Dataset rows describing interfaces:
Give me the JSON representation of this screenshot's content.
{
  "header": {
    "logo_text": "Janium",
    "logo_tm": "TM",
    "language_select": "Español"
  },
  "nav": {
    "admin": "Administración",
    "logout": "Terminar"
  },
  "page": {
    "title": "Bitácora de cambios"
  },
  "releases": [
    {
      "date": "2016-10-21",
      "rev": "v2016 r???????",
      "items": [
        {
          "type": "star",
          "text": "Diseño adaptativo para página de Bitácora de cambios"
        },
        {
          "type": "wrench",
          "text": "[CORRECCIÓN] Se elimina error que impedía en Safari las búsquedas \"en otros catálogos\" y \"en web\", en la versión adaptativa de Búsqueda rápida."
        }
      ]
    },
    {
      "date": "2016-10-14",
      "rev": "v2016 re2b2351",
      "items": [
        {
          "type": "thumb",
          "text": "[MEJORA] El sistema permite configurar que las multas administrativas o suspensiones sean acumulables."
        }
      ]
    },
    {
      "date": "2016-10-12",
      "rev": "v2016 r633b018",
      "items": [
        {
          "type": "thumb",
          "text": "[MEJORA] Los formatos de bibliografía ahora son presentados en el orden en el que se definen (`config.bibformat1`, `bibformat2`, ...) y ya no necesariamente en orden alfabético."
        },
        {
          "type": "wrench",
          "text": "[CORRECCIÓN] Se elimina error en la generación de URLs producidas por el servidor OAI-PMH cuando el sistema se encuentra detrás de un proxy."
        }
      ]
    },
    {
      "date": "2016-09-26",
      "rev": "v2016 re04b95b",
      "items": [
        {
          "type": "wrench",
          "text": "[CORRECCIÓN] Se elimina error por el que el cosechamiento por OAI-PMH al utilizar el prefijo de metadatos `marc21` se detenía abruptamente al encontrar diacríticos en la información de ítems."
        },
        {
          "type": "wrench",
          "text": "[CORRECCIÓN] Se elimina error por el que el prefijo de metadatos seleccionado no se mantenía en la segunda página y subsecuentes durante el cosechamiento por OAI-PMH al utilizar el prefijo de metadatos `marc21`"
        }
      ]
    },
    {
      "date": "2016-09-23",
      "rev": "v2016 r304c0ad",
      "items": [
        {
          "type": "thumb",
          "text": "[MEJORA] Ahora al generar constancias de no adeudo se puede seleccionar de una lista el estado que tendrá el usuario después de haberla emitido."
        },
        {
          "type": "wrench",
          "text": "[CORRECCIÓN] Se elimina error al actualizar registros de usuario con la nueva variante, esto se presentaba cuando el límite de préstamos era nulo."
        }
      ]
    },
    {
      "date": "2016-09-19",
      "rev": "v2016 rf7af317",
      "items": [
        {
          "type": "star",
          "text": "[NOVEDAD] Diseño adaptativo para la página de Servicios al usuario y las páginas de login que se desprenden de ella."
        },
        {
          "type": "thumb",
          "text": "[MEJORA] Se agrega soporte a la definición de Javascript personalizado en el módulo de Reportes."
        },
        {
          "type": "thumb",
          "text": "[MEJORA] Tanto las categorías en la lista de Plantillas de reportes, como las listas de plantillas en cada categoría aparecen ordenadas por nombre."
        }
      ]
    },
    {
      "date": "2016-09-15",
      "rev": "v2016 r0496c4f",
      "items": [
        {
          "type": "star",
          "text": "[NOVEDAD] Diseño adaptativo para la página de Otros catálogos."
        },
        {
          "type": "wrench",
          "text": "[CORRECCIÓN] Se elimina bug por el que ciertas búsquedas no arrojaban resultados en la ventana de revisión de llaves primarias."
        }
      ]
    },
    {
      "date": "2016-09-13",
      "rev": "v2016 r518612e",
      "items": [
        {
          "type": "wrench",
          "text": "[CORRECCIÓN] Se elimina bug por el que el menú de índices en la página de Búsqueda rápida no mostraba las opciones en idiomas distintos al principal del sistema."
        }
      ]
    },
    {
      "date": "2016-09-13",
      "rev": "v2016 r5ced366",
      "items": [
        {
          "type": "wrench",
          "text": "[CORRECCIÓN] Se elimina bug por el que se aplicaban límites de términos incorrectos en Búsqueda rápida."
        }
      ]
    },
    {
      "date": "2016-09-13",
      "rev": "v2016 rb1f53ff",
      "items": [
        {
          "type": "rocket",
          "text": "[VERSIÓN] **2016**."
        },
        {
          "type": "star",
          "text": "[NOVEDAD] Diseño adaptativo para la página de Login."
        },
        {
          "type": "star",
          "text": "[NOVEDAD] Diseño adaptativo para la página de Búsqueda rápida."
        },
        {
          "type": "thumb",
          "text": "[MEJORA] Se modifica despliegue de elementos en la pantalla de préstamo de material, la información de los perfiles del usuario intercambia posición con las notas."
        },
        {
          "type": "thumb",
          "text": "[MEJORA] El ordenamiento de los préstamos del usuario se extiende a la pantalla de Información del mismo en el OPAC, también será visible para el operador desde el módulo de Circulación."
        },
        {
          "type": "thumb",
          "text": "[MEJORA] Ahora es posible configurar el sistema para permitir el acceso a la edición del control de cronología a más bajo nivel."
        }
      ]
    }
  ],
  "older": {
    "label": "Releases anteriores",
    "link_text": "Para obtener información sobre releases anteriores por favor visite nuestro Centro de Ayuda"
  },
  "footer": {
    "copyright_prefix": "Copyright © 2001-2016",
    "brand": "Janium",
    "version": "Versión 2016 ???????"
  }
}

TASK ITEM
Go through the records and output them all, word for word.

ANSWER TO THIS TASK
Give me the JSON representation of this screenshot's content.
{
  "header": {
    "logo_text": "Janium",
    "logo_tm": "TM",
    "language_select": "Español"
  },
  "nav": {
    "admin": "Administración",
    "logout": "Terminar"
  },
  "page": {
    "title": "Bitácora de cambios"
  },
  "releases": [
    {
      "date": "2016-10-21",
      "rev": "v2016 r???????",
      "items": [
        {
          "type": "star",
          "text": "Diseño adaptativo para página de Bitácora de cambios"
        },
        {
          "type": "wrench",
          "text": "[CORRECCIÓN] Se elimina error que impedía en Safari las búsquedas \"en otros catálogos\" y \"en web\", en la versión adaptativa de Búsqueda rápida."
        }
      ]
    },
    {
      "date": "2016-10-14",
      "rev": "v2016 re2b2351",
      "items": [
        {
          "type": "thumb",
          "text": "[MEJORA] El sistema permite configurar que las multas administrativas o suspensiones sean acumulables."
        }
      ]
    },
    {
      "date": "2016-10-12",
      "rev": "v2016 r633b018",
      "items": [
        {
          "type": "thumb",
          "text": "[MEJORA] Los formatos de bibliografía ahora son presentados en el orden en el que se definen (`config.bibformat1`, `bibformat2`, ...) y ya no necesariamente en orden alfabético."
        },
        {
          "type": "wrench",
          "text": "[CORRECCIÓN] Se elimina error en la generación de URLs producidas por el servidor OAI-PMH cuando el sistema se encuentra detrás de un proxy."
        }
      ]
    },
    {
      "date": "2016-09-26",
      "rev": "v2016 re04b95b",
      "items": [
        {
          "type": "wrench",
          "text": "[CORRECCIÓN] Se elimina error por el que el cosechamiento por OAI-PMH al utilizar el prefijo de metadatos `marc21` se detenía abruptamente al encontrar diacríticos en la información de ítems."
        },
        {
          "type": "wrench",
          "text": "[CORRECCIÓN] Se elimina error por el que el prefijo de metadatos seleccionado no se mantenía en la segunda página y subsecuentes durante el cosechamiento por OAI-PMH al utilizar el prefijo de metadatos `marc21`"
        }
      ]
    },
    {
      "date": "2016-09-23",
      "rev": "v2016 r304c0ad",
      "items": [
        {
          "type": "thumb",
          "text": "[MEJORA] Ahora al generar constancias de no adeudo se puede seleccionar de una lista el estado que tendrá el usuario después de haberla emitido."
        },
        {
          "type": "wrench",
          "text": "[CORRECCIÓN] Se elimina error al actualizar registros de usuario con la nueva variante, esto se presentaba cuando el límite de préstamos era nulo."
        }
      ]
    },
    {
      "date": "2016-09-19",
      "rev": "v2016 rf7af317",
      "items": [
        {
          "type": "star",
          "text": "[NOVEDAD] Diseño adaptativo para la página de Servicios al usuario y las páginas de login que se desprenden de ella."
        },
        {
          "type": "thumb",
          "text": "[MEJORA] Se agrega soporte a la definición de Javascript personalizado en el módulo de Reportes."
        },
        {
          "type": "thumb",
          "text": "[MEJORA] Tanto las categorías en la lista de Plantillas de reportes, como las listas de plantillas en cada categoría aparecen ordenadas por nombre."
        }
      ]
    },
    {
      "date": "2016-09-15",
      "rev": "v2016 r0496c4f",
      "items": [
        {
          "type": "star",
          "text": "[NOVEDAD] Diseño adaptativo para la página de Otros catálogos."
        },
        {
          "type": "wrench",
          "text": "[CORRECCIÓN] Se elimina bug por el que ciertas búsquedas no arrojaban resultados en la ventana de revisión de llaves primarias."
        }
      ]
    },
    {
      "date": "2016-09-13",
      "rev": "v2016 r518612e",
      "items": [
        {
          "type": "wrench",
          "text": "[CORRECCIÓN] Se elimina bug por el que el menú de índices en la página de Búsqueda rápida no mostraba las opciones en idiomas distintos al principal del sistema."
        }
      ]
    },
    {
      "date": "2016-09-13",
      "rev": "v2016 r5ced366",
      "items": [
        {
          "type": "wrench",
          "text": "[CORRECCIÓN] Se elimina bug por el que se aplicaban límites de términos incorrectos en Búsqueda rápida."
        }
      ]
    },
    {
      "date": "2016-09-13",
      "rev": "v2016 rb1f53ff",
      "items": [
        {
          "type": "rocket",
          "text": "[VERSIÓN] **2016**."
        },
        {
          "type": "star",
          "text": "[NOVEDAD] Diseño adaptativo para la página de Login."
        },
        {
          "type": "star",
          "text": "[NOVEDAD] Diseño adaptativo para la página de Búsqueda rápida."
        },
        {
          "type": "thumb",
          "text": "[MEJORA] Se modifica despliegue de elementos en la pantalla de préstamo de material, la información de los perfiles del usuario intercambia posición con las notas."
        },
        {
          "type": "thumb",
          "text": "[MEJORA] El ordenamiento de los préstamos del usuario se extiende a la pantalla de Información del mismo en el OPAC, también será visible para el operador desde el módulo de Circulación."
        },
        {
          "type": "thumb",
          "text": "[MEJORA] Ahora es posible configurar el sistema para permitir el acceso a la edición del control de cronología a más bajo nivel."
        }
      ]
    }
  ],
  "older": {
    "label": "Releases anteriores",
    "link_text": "Para obtener información sobre releases anteriores por favor visite nuestro Centro de Ayuda"
  },
  "footer": {
    "copyright_prefix": "Copyright © 2001-2016",
    "brand": "Janium",
    "version": "Versión 2016 ???????"
  }
}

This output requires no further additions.